According to some experts, Republicans would have a legal basis to turn off the Byrd rule in a joint budget resolution, based on the “elastic clause” of the Budget Act of 1974 that gives lawmakers leeway to establish new procedures in a budget resolution. Should the Senate parliamentarian object, Republicans could proceed anyway because the parliamentarian technically serves only in an advisory role.
Although Republicans previously have worked within the constraints of the Byrd rule, their appetite for pushing the limits of majority rule appears to have grown since Democrats managed to reshape the health care system without a single Republican vote.
Still, not everyone is interested in escalating the procedural arms race. Concern about using reconciliation to pass a tax overhaul appears to be particularly strong among Republicans who sit on tax-writing panels. They fear that Republicans could commit to reconciliation and end up passing another temporary bill that does nothing to alleviate the uncertainty created by the present system.

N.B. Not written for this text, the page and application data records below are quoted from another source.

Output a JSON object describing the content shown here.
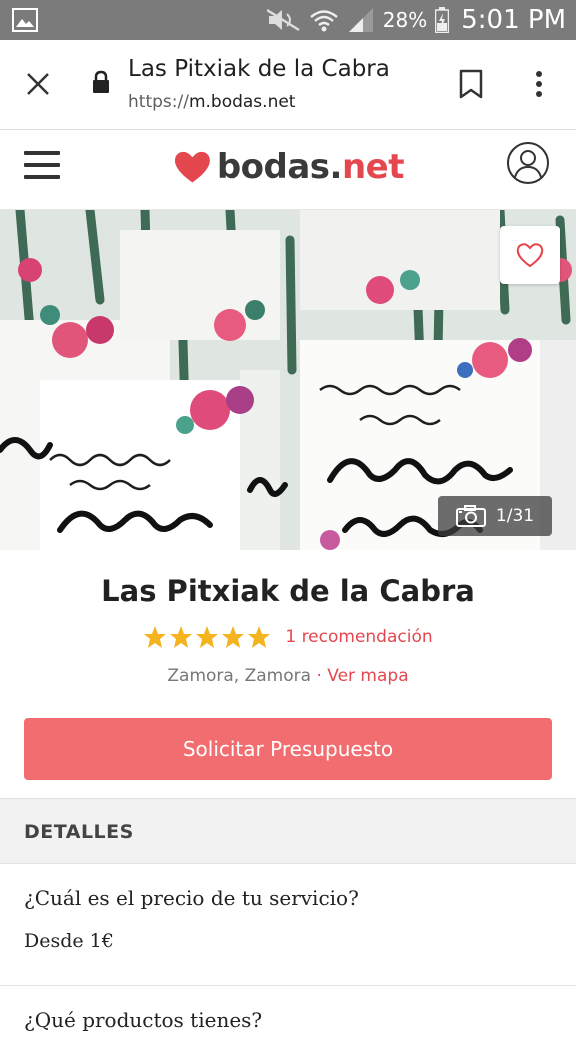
{
  "status_bar": {
    "battery_percent": "28%",
    "time": "5:01 PM",
    "icons": [
      "image-icon",
      "mute-icon",
      "wifi-icon",
      "signal-icon",
      "battery-charging-icon"
    ]
  },
  "browser": {
    "page_title": "Las Pitxiak de la Cabra",
    "url_scheme": "https://",
    "url_host": "m.bodas.net",
    "icons": [
      "close-icon",
      "lock-icon",
      "bookmark-icon",
      "more-vert-icon"
    ]
  },
  "site_header": {
    "logo_main": "bodas.",
    "logo_accent": "net",
    "brand_color": "#e5474f",
    "icons": [
      "hamburger-menu-icon",
      "logo-heart-icon",
      "user-avatar-icon"
    ]
  },
  "hero": {
    "photo_counter": "1/31",
    "icons": [
      "heart-outline-icon",
      "camera-icon"
    ]
  },
  "vendor": {
    "name": "Las Pitxiak de la Cabra",
    "rating_stars": 5,
    "recommendations": "1 recomendación",
    "location": "Zamora, Zamora",
    "separator": " · ",
    "map_link": "Ver mapa",
    "cta_label": "Solicitar Presupuesto",
    "cta_color": "#f26d6f"
  },
  "details": {
    "title": "DETALLES",
    "items": [
      {
        "question": "¿Cuál es el precio de tu servicio?",
        "answer": "Desde 1€"
      },
      {
        "question": "¿Qué productos tienes?",
        "answer": ""
      }
    ]
  }
}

Another concern is that a measure advanced only by Republicans would be less popular and perhaps even less substantive than one with support from Democrats.
Among Republicans on the House Ways and Means Committee and Democrats on the Senate Finance Committee, “there has been a lot of interest in creating clear lines of communication, mutual understanding of each chamber’s priorities and an appreciation of the general outline of what could look like the best way to proceed,” said Eric Ueland, a former Senate Republican leadership aide who now works as a lobbyist. “And not all of that can be easily reflected in a reconciliation process, which drives you to starker decision-making.”

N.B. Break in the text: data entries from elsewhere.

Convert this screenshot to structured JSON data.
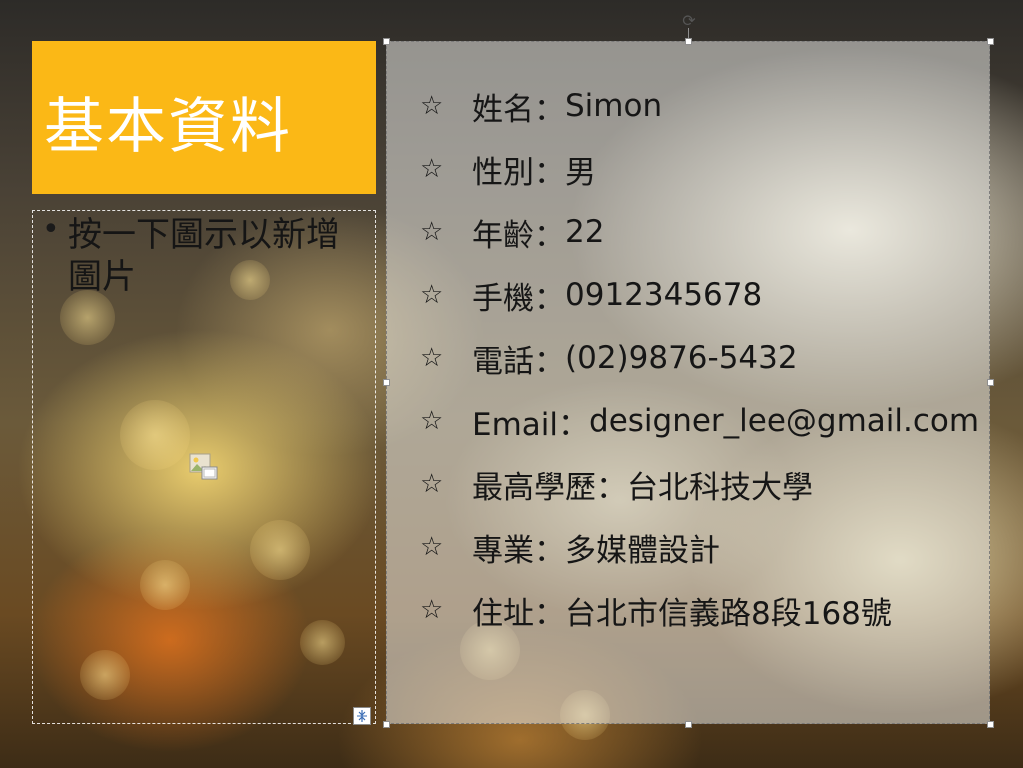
{
  "slide": {
    "title": "基本資料",
    "placeholder_bullet": "•",
    "placeholder_hint": "按一下圖示以新增圖片",
    "star_glyph": "☆",
    "info_items": [
      {
        "label": "姓名：",
        "value": "Simon"
      },
      {
        "label": "性別：",
        "value": "男"
      },
      {
        "label": "年齡：",
        "value": "22"
      },
      {
        "label": "手機：",
        "value": "0912345678"
      },
      {
        "label": "電話：",
        "value": "(02)9876-5432"
      },
      {
        "label": "Email：",
        "value": "designer_lee@gmail.com"
      },
      {
        "label": "最高學歷：",
        "value": "台北科技大學"
      },
      {
        "label": "專業：",
        "value": "多媒體設計"
      },
      {
        "label": "住址：",
        "value": "台北市信義路8段168號"
      }
    ]
  },
  "colors": {
    "title_box": "#fbb816",
    "title_text": "#ffffff",
    "body_text": "#161616"
  },
  "icons": {
    "rotate": "rotate-handle-icon",
    "picture": "insert-picture-icon",
    "autofit": "autofit-options-icon"
  }
}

Vice President Joe Biden waits to conduct a mock swearing-in ceremony with Sen. Brian Schatz, D-Hawaii, in the Capitol's Old Senate Chamber, December 2, 2014. Schatz was sworn in to serve the remainder of his term since he was appointed to the seat after Sen. Daniel Inouye, D-Hawaii, passed away.